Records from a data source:
=== Begin Enclosure ===

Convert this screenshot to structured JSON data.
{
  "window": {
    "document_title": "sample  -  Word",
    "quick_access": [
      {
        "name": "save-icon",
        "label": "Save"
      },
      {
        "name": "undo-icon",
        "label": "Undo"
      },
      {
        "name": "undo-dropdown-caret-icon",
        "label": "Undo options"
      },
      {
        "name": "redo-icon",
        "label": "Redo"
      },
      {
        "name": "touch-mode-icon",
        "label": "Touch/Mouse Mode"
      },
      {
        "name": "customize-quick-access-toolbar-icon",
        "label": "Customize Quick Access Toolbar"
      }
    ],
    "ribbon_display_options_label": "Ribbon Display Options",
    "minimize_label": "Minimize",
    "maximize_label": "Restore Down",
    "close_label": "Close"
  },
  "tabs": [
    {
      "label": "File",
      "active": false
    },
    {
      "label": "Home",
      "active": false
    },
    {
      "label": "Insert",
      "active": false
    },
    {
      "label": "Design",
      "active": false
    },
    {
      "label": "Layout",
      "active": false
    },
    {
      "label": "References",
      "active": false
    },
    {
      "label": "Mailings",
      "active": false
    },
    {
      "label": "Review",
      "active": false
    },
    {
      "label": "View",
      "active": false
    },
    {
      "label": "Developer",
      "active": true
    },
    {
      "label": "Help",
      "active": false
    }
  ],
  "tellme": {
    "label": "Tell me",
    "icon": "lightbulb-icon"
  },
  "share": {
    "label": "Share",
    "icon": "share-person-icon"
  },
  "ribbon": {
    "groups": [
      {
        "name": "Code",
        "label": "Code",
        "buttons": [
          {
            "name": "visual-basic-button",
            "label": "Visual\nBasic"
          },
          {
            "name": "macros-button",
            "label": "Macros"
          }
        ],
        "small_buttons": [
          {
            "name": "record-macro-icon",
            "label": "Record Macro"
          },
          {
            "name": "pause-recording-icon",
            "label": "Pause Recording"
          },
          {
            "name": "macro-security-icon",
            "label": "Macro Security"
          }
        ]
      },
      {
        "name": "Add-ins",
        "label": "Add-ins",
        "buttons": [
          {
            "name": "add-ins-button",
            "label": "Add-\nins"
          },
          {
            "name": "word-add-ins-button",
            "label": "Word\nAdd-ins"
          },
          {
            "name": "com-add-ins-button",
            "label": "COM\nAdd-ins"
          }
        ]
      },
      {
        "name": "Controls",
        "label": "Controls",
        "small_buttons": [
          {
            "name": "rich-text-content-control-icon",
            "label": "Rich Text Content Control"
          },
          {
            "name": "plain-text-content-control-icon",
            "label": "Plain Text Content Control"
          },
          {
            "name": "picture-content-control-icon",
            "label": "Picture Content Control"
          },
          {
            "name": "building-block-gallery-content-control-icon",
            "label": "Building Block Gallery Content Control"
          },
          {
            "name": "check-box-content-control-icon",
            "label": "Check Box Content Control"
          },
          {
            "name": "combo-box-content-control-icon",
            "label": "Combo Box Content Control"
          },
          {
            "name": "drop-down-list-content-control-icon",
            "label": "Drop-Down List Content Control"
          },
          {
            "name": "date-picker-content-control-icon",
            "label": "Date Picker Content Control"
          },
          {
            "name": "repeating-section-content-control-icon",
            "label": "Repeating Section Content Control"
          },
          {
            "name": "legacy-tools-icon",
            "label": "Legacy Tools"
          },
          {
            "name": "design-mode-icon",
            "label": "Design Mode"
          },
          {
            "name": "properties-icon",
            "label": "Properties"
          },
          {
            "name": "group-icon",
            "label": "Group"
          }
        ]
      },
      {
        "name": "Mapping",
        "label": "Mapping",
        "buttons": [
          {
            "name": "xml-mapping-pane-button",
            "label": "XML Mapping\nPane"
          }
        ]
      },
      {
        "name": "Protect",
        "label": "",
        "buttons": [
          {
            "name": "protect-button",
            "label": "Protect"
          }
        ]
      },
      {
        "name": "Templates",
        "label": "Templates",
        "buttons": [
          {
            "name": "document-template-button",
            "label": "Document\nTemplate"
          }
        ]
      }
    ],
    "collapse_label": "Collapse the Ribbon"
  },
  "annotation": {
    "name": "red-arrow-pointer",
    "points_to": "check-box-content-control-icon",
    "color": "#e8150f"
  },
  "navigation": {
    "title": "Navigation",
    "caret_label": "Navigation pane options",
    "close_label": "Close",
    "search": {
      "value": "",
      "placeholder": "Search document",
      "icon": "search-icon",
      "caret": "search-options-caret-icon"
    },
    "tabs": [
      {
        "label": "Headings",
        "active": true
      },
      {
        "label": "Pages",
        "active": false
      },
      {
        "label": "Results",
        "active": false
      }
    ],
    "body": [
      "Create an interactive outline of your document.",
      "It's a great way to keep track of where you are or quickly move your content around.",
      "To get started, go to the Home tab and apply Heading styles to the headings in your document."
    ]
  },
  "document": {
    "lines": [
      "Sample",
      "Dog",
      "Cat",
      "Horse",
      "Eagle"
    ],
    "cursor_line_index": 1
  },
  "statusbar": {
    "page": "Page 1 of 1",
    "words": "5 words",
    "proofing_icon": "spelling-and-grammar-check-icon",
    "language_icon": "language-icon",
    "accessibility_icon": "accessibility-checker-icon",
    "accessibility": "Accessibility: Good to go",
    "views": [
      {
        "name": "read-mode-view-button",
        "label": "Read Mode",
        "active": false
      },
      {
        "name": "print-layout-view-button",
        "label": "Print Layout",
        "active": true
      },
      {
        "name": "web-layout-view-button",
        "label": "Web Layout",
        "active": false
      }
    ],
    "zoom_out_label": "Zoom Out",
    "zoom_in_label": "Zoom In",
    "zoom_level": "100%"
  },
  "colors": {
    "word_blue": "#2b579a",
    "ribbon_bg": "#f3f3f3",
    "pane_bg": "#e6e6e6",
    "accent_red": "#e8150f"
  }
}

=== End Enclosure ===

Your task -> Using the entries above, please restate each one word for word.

Finished task ->
Convert this screenshot to structured JSON data.
{
  "window": {
    "document_title": "sample  -  Word",
    "quick_access": [
      {
        "name": "save-icon",
        "label": "Save"
      },
      {
        "name": "undo-icon",
        "label": "Undo"
      },
      {
        "name": "undo-dropdown-caret-icon",
        "label": "Undo options"
      },
      {
        "name": "redo-icon",
        "label": "Redo"
      },
      {
        "name": "touch-mode-icon",
        "label": "Touch/Mouse Mode"
      },
      {
        "name": "customize-quick-access-toolbar-icon",
        "label": "Customize Quick Access Toolbar"
      }
    ],
    "ribbon_display_options_label": "Ribbon Display Options",
    "minimize_label": "Minimize",
    "maximize_label": "Restore Down",
    "close_label": "Close"
  },
  "tabs": [
    {
      "label": "File",
      "active": false
    },
    {
      "label": "Home",
      "active": false
    },
    {
      "label": "Insert",
      "active": false
    },
    {
      "label": "Design",
      "active": false
    },
    {
      "label": "Layout",
      "active": false
    },
    {
      "label": "References",
      "active": false
    },
    {
      "label": "Mailings",
      "active": false
    },
    {
      "label": "Review",
      "active": false
    },
    {
      "label": "View",
      "active": false
    },
    {
      "label": "Developer",
      "active": true
    },
    {
      "label": "Help",
      "active": false
    }
  ],
  "tellme": {
    "label": "Tell me",
    "icon": "lightbulb-icon"
  },
  "share": {
    "label": "Share",
    "icon": "share-person-icon"
  },
  "ribbon": {
    "groups": [
      {
        "name": "Code",
        "label": "Code",
        "buttons": [
          {
            "name": "visual-basic-button",
            "label": "Visual\nBasic"
          },
          {
            "name": "macros-button",
            "label": "Macros"
          }
        ],
        "small_buttons": [
          {
            "name": "record-macro-icon",
            "label": "Record Macro"
          },
          {
            "name": "pause-recording-icon",
            "label": "Pause Recording"
          },
          {
            "name": "macro-security-icon",
            "label": "Macro Security"
          }
        ]
      },
      {
        "name": "Add-ins",
        "label": "Add-ins",
        "buttons": [
          {
            "name": "add-ins-button",
            "label": "Add-\nins"
          },
          {
            "name": "word-add-ins-button",
            "label": "Word\nAdd-ins"
          },
          {
            "name": "com-add-ins-button",
            "label": "COM\nAdd-ins"
          }
        ]
      },
      {
        "name": "Controls",
        "label": "Controls",
        "small_buttons": [
          {
            "name": "rich-text-content-control-icon",
            "label": "Rich Text Content Control"
          },
          {
            "name": "plain-text-content-control-icon",
            "label": "Plain Text Content Control"
          },
          {
            "name": "picture-content-control-icon",
            "label": "Picture Content Control"
          },
          {
            "name": "building-block-gallery-content-control-icon",
            "label": "Building Block Gallery Content Control"
          },
          {
            "name": "check-box-content-control-icon",
            "label": "Check Box Content Control"
          },
          {
            "name": "combo-box-content-control-icon",
            "label": "Combo Box Content Control"
          },
          {
            "name": "drop-down-list-content-control-icon",
            "label": "Drop-Down List Content Control"
          },
          {
            "name": "date-picker-content-control-icon",
            "label": "Date Picker Content Control"
          },
          {
            "name": "repeating-section-content-control-icon",
            "label": "Repeating Section Content Control"
          },
          {
            "name": "legacy-tools-icon",
            "label": "Legacy Tools"
          },
          {
            "name": "design-mode-icon",
            "label": "Design Mode"
          },
          {
            "name": "properties-icon",
            "label": "Properties"
          },
          {
            "name": "group-icon",
            "label": "Group"
          }
        ]
      },
      {
        "name": "Mapping",
        "label": "Mapping",
        "buttons": [
          {
            "name": "xml-mapping-pane-button",
            "label": "XML Mapping\nPane"
          }
        ]
      },
      {
        "name": "Protect",
        "label": "",
        "buttons": [
          {
            "name": "protect-button",
            "label": "Protect"
          }
        ]
      },
      {
        "name": "Templates",
        "label": "Templates",
        "buttons": [
          {
            "name": "document-template-button",
            "label": "Document\nTemplate"
          }
        ]
      }
    ],
    "collapse_label": "Collapse the Ribbon"
  },
  "annotation": {
    "name": "red-arrow-pointer",
    "points_to": "check-box-content-control-icon",
    "color": "#e8150f"
  },
  "navigation": {
    "title": "Navigation",
    "caret_label": "Navigation pane options",
    "close_label": "Close",
    "search": {
      "value": "",
      "placeholder": "Search document",
      "icon": "search-icon",
      "caret": "search-options-caret-icon"
    },
    "tabs": [
      {
        "label": "Headings",
        "active": true
      },
      {
        "label": "Pages",
        "active": false
      },
      {
        "label": "Results",
        "active": false
      }
    ],
    "body": [
      "Create an interactive outline of your document.",
      "It's a great way to keep track of where you are or quickly move your content around.",
      "To get started, go to the Home tab and apply Heading styles to the headings in your document."
    ]
  },
  "document": {
    "lines": [
      "Sample",
      "Dog",
      "Cat",
      "Horse",
      "Eagle"
    ],
    "cursor_line_index": 1
  },
  "statusbar": {
    "page": "Page 1 of 1",
    "words": "5 words",
    "proofing_icon": "spelling-and-grammar-check-icon",
    "language_icon": "language-icon",
    "accessibility_icon": "accessibility-checker-icon",
    "accessibility": "Accessibility: Good to go",
    "views": [
      {
        "name": "read-mode-view-button",
        "label": "Read Mode",
        "active": false
      },
      {
        "name": "print-layout-view-button",
        "label": "Print Layout",
        "active": true
      },
      {
        "name": "web-layout-view-button",
        "label": "Web Layout",
        "active": false
      }
    ],
    "zoom_out_label": "Zoom Out",
    "zoom_in_label": "Zoom In",
    "zoom_level": "100%"
  },
  "colors": {
    "word_blue": "#2b579a",
    "ribbon_bg": "#f3f3f3",
    "pane_bg": "#e6e6e6",
    "accent_red": "#e8150f"
  }
}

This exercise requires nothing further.